Wessing: There is another special treat when it comes to what should play a role in determining the sentence. An individual debt element is provided there. The level of penance is determined by the failure of the individual and not that of the company. This is a system break.
Ahlbrecht: The draft stipulates that penance will only be mitigated if all the mitigation requirements are met. And that the mitigation of penance does not apply if defense and investigation are in one hand. If this were deleted, much would be gained. That seems utopian. The bill continues to do so, although much has been discussed.
Rupert Stadler, Wolfgang Hatz, Ulf Johannemann are accused of being remanded in custody in economic proceedings. Do investigators use detention as a strategic tool?
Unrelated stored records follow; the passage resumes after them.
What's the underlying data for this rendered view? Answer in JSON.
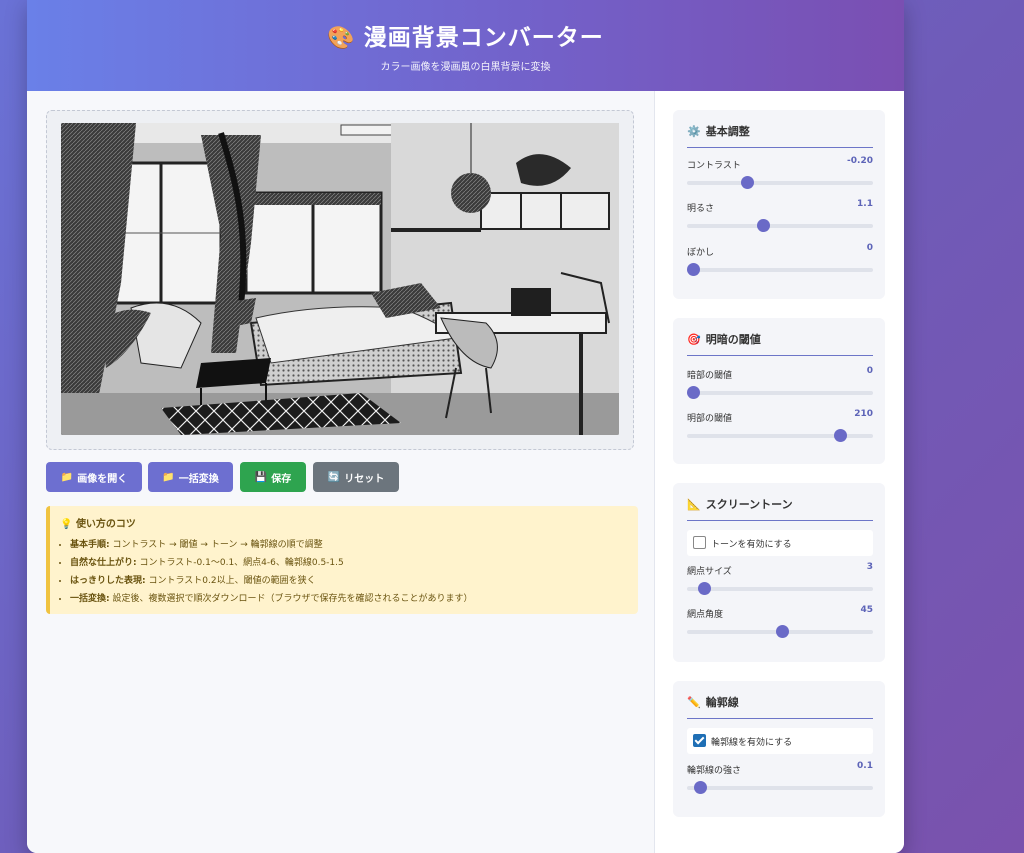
{
  "header": {
    "icon": "palette-icon",
    "title": "漫画背景コンバーター",
    "subtitle": "カラー画像を漫画風の白黒背景に変換"
  },
  "buttons": {
    "open": "画像を開く",
    "batch": "一括変換",
    "save": "保存",
    "reset": "リセット"
  },
  "tips": {
    "title": "使い方のコツ",
    "items": [
      {
        "label": "基本手順:",
        "text": " コントラスト → 閾値 → トーン → 輪郭線の順で調整"
      },
      {
        "label": "自然な仕上がり:",
        "text": " コントラスト-0.1〜0.1、網点4-6、輪郭線0.5-1.5"
      },
      {
        "label": "はっきりした表現:",
        "text": " コントラスト0.2以上、閾値の範囲を狭く"
      },
      {
        "label": "一括変換:",
        "text": " 設定後、複数選択で順次ダウンロード（ブラウザで保存先を確認されることがあります）"
      }
    ]
  },
  "panels": {
    "basic": {
      "icon": "gear-icon",
      "title": "基本調整",
      "sliders": [
        {
          "label": "コントラスト",
          "value": "-0.20",
          "fraction": 0.32
        },
        {
          "label": "明るさ",
          "value": "1.1",
          "fraction": 0.41
        },
        {
          "label": "ぼかし",
          "value": "0",
          "fraction": 0.03
        }
      ]
    },
    "threshold": {
      "icon": "target-icon",
      "title": "明暗の閾値",
      "sliders": [
        {
          "label": "暗部の閾値",
          "value": "0",
          "fraction": 0.03
        },
        {
          "label": "明部の閾値",
          "value": "210",
          "fraction": 0.82
        }
      ]
    },
    "tone": {
      "icon": "triangle-ruler-icon",
      "title": "スクリーントーン",
      "checkbox": {
        "label": "トーンを有効にする",
        "checked": false
      },
      "sliders": [
        {
          "label": "網点サイズ",
          "value": "3",
          "fraction": 0.09
        },
        {
          "label": "網点角度",
          "value": "45",
          "fraction": 0.51
        }
      ]
    },
    "outline": {
      "icon": "pencil-icon",
      "title": "輪郭線",
      "checkbox": {
        "label": "輪郭線を有効にする",
        "checked": true
      },
      "sliders": [
        {
          "label": "輪郭線の強さ",
          "value": "0.1",
          "fraction": 0.07
        }
      ]
    }
  },
  "colors": {
    "accent": "#6a6ac7",
    "save": "#2ea44f",
    "reset": "#6c757d",
    "tips_bg": "#fff3cd"
  }
}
Wessing: Pre-trial detention is not a legitimate means of extracting confessions. It is only used to ensure that a suspect does not evade the procedure or provides evidence. There has to be clear evidence of this. The risk of it happening must be over 50 percent. I have never experienced this in economic proceedings in my time.
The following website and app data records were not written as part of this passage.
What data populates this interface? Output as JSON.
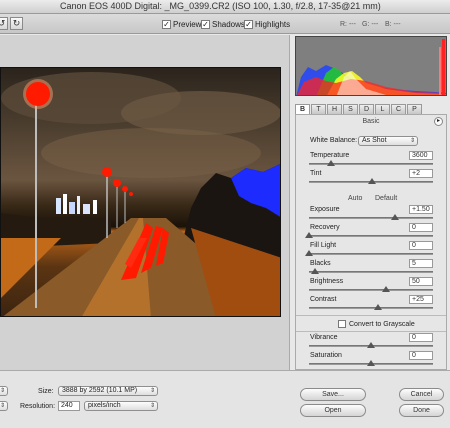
{
  "window": {
    "title": "Canon EOS 400D Digital: _MG_0399.CR2  (ISO 100, 1.30, f/2.8, 17-35@21 mm)"
  },
  "toolbar": {
    "rotate_icon": "rotate-icon",
    "preview": {
      "label": "Preview",
      "checked": true
    },
    "shadows": {
      "label": "Shadows",
      "checked": true
    },
    "highlights": {
      "label": "Highlights",
      "checked": true
    },
    "r": "R: ---",
    "g": "G: ---",
    "b": "B: ---"
  },
  "tabs": [
    "B",
    "T",
    "H",
    "S",
    "D",
    "L",
    "C",
    "P"
  ],
  "panel": {
    "title": "Basic",
    "white_balance": {
      "label": "White Balance:",
      "value": "As Shot"
    },
    "temperature": {
      "label": "Temperature",
      "value": "3600",
      "level": 0.18
    },
    "tint": {
      "label": "Tint",
      "value": "+2",
      "level": 0.51
    },
    "auto": "Auto",
    "default": "Default",
    "exposure": {
      "label": "Exposure",
      "value": "+1.50",
      "level": 0.69
    },
    "recovery": {
      "label": "Recovery",
      "value": "0",
      "level": 0.0
    },
    "fill_light": {
      "label": "Fill Light",
      "value": "0",
      "level": 0.0
    },
    "blacks": {
      "label": "Blacks",
      "value": "5",
      "level": 0.05
    },
    "brightness": {
      "label": "Brightness",
      "value": "50",
      "level": 0.62
    },
    "contrast": {
      "label": "Contrast",
      "value": "+25",
      "level": 0.56
    },
    "grayscale": {
      "label": "Convert to Grayscale",
      "checked": false
    },
    "vibrance": {
      "label": "Vibrance",
      "value": "0",
      "level": 0.5
    },
    "saturation": {
      "label": "Saturation",
      "value": "0",
      "level": 0.5
    }
  },
  "bottom": {
    "size_label": "Size:",
    "size_value": "3888 by 2592  (10.1 MP)",
    "resolution_label": "Resolution:",
    "resolution_value": "240",
    "resolution_unit": "pixels/inch",
    "save": "Save...",
    "open": "Open",
    "cancel": "Cancel",
    "done": "Done"
  }
}
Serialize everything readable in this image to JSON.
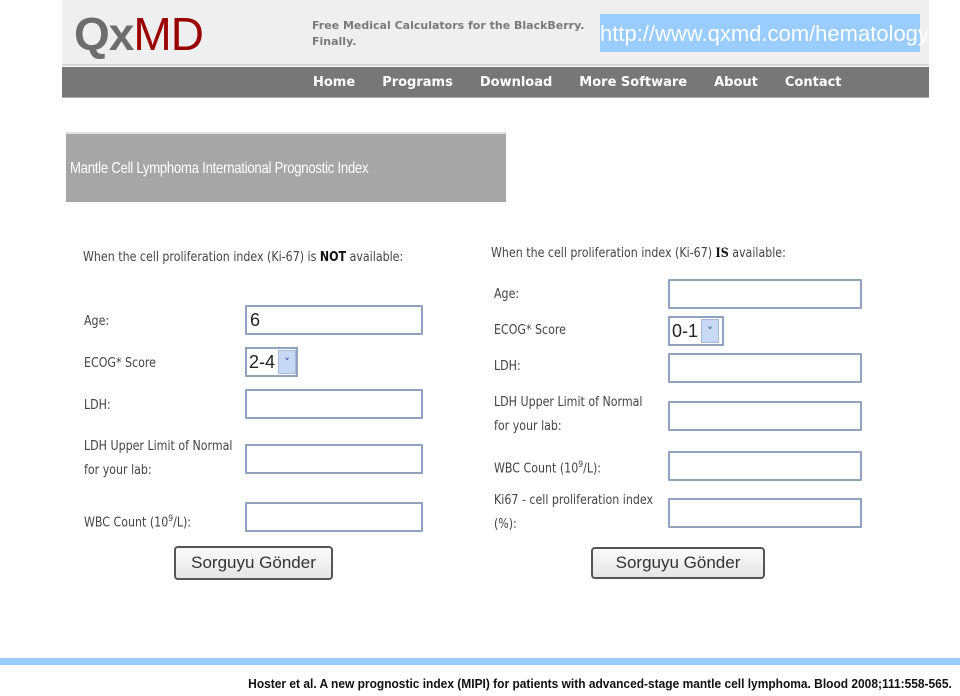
{
  "header": {
    "logo_q": "Qx",
    "logo_md": "MD",
    "tagline_line1": "Free Medical Calculators for the BlackBerry.",
    "tagline_line2": "Finally.",
    "url": "http://www.qxmd.com/hematology"
  },
  "nav": {
    "items": [
      "Home",
      "Programs",
      "Download",
      "More Software",
      "About",
      "Contact"
    ]
  },
  "page_title": "Mantle Cell Lymphoma International Prognostic Index",
  "form_without_ki67": {
    "heading_prefix": "When the cell proliferation index (Ki-67) is ",
    "heading_bold": "NOT",
    "heading_suffix": " available:",
    "age_label": "Age:",
    "age_value": "6",
    "ecog_label": "ECOG* Score",
    "ecog_value": "2-4",
    "ldh_label": "LDH:",
    "ldh_value": "",
    "ldh_uln_label_line1": "LDH Upper Limit of Normal",
    "ldh_uln_label_line2": "for your lab:",
    "ldh_uln_value": "",
    "wbc_label_prefix": "WBC Count (10",
    "wbc_label_sup": "9",
    "wbc_label_suffix": "/L):",
    "wbc_value": "",
    "submit_label": "Sorguyu Gönder"
  },
  "form_with_ki67": {
    "heading_prefix": "When the cell proliferation index (Ki-67) ",
    "heading_bold": "IS",
    "heading_suffix": " available:",
    "age_label": "Age:",
    "age_value": "",
    "ecog_label": "ECOG* Score",
    "ecog_value": "0-1",
    "ldh_label": "LDH:",
    "ldh_value": "",
    "ldh_uln_label_line1": "LDH Upper Limit of Normal",
    "ldh_uln_label_line2": "for your lab:",
    "ldh_uln_value": "",
    "wbc_label_prefix": "WBC Count (10",
    "wbc_label_sup": "9",
    "wbc_label_suffix": "/L):",
    "wbc_value": "",
    "ki67_label_line1": "Ki67 - cell proliferation index",
    "ki67_label_line2": "(%):",
    "ki67_value": "",
    "submit_label": "Sorguyu Gönder"
  },
  "footer": {
    "citation": "Hoster et al. A new prognostic index (MIPI) for patients with advanced-stage mantle cell lymphoma. Blood 2008;111:558-565."
  },
  "icons": {
    "dropdown_arrow": "˅"
  }
}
Lawyers made “Cum-Ex” possible through expert reports, the ex-tax director of Freshfields is accused. What does that mean for the industry?
Ahlbrecht: In any case, it shows that you have to fully familiarize yourself with the facts you are reviewing. I can only issue an expert opinion with a clear conscience if I know the facts exactly. The lawyer must make it clear to the client that he assumes that he has the complete facts.
Wessing: If you are walking on a fine line, you have to name the client much more clearly. Cum-Ex makes it clear: As a lawyer, as a law firm, I always have to ask myself the question “Do I want this?”. You not only have to turn on your head, but also listen to your gut feeling.
Mr. Wessing, Mr. Ahlbrecht, thank you for the interview.